A strong focus on novelty prompted technical and architectural innovations, such as England’s first escalator which was installed in Harrods in 1898.
The inter-war period was the heyday of the building type, despite a challenging economic climate and competition from co-operative and chain stores. Many department stores erected new buildings to project a modern image and attract new customers.
In the period following the end of the Second World War in 1945, department stores had to respond to further market pressures and socio-cultural shifts, while appealing to a broader customer base. From the 1970s, out-of-town shopping centres and city centre malls were another potential competitor but also an opportunity, as department stores became popular anchor tenants.

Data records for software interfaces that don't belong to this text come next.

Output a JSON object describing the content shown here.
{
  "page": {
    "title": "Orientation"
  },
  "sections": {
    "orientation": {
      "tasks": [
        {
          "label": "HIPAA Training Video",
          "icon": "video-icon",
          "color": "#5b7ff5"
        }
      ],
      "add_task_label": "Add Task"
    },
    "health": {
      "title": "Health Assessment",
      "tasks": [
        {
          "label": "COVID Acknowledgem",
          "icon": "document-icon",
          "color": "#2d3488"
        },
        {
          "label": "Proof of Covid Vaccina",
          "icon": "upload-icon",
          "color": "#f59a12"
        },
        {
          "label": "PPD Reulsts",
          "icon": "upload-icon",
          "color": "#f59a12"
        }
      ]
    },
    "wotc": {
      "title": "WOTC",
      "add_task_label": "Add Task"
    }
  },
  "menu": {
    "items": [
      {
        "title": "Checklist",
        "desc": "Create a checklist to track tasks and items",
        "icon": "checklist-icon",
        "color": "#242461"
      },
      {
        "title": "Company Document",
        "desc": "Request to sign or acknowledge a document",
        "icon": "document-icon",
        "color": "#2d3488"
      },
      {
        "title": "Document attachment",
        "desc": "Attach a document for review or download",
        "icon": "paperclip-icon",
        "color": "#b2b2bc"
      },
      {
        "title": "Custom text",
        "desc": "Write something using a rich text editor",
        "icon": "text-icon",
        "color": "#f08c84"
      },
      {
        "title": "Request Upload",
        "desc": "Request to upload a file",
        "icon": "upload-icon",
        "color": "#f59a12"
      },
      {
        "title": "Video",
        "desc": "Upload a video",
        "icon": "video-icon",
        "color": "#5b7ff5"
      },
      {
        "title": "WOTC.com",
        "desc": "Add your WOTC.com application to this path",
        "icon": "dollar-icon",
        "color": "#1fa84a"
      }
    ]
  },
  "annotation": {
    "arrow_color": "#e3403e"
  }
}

The last 30 years or so have seen increasing consolidation and a reduction in market share, which was accelerated by the strong shift to online shopping during the COVID-19 lockdowns. Now department stores are among the most threatened buildings in the country – for instance, all branches of Debenhams closed in 2020.
How you can help
We are looking for information on purpose-built department stores in England, from the Victorian period to the present day. They do not need to be still in use but may be closed, repurposed or even demolished. Our focus is on the architecture, layout, decoration, function and status of such buildings, and we are working on developing a nationwide gazetteer of examples.
Your suggestions will help us to ensure our knowledge of department stores across England is as complete and up-to-date as possible. We are also interested in memories that people might have about department stores – for instance, how they were laid out and what it was like to shop there.
Please note that the focus of this project is purpose-built department stores, not buildings designed and built for a different use and later converted. Also, we are excluding co-operative department stores and chain stores such as those built by the firms Marks & Spencer, Burtons, British Home Stores, C&A, Littlewoods and Woolworths.
Chain and co-operative stores had a different evolution and business model to department stores, which led to a different architectural expression for their buildings. While there were groups of department stores, like Debenhams and John Lewis, their stores functioned for a long time as relatively independent entities and were designed as standalone buildings. By contrast, chain stores were generally designed as more standardised branches, using a house style and brand identity developed by in-house architects.
Instead, we will be looking in detail at the department stores built by firms such as Debenhams, House of Fraser, John Lewis, Allders, Lewis’s, Owen Owen, Boyes and others.
Please email [email protected] with any information relating to department stores in England.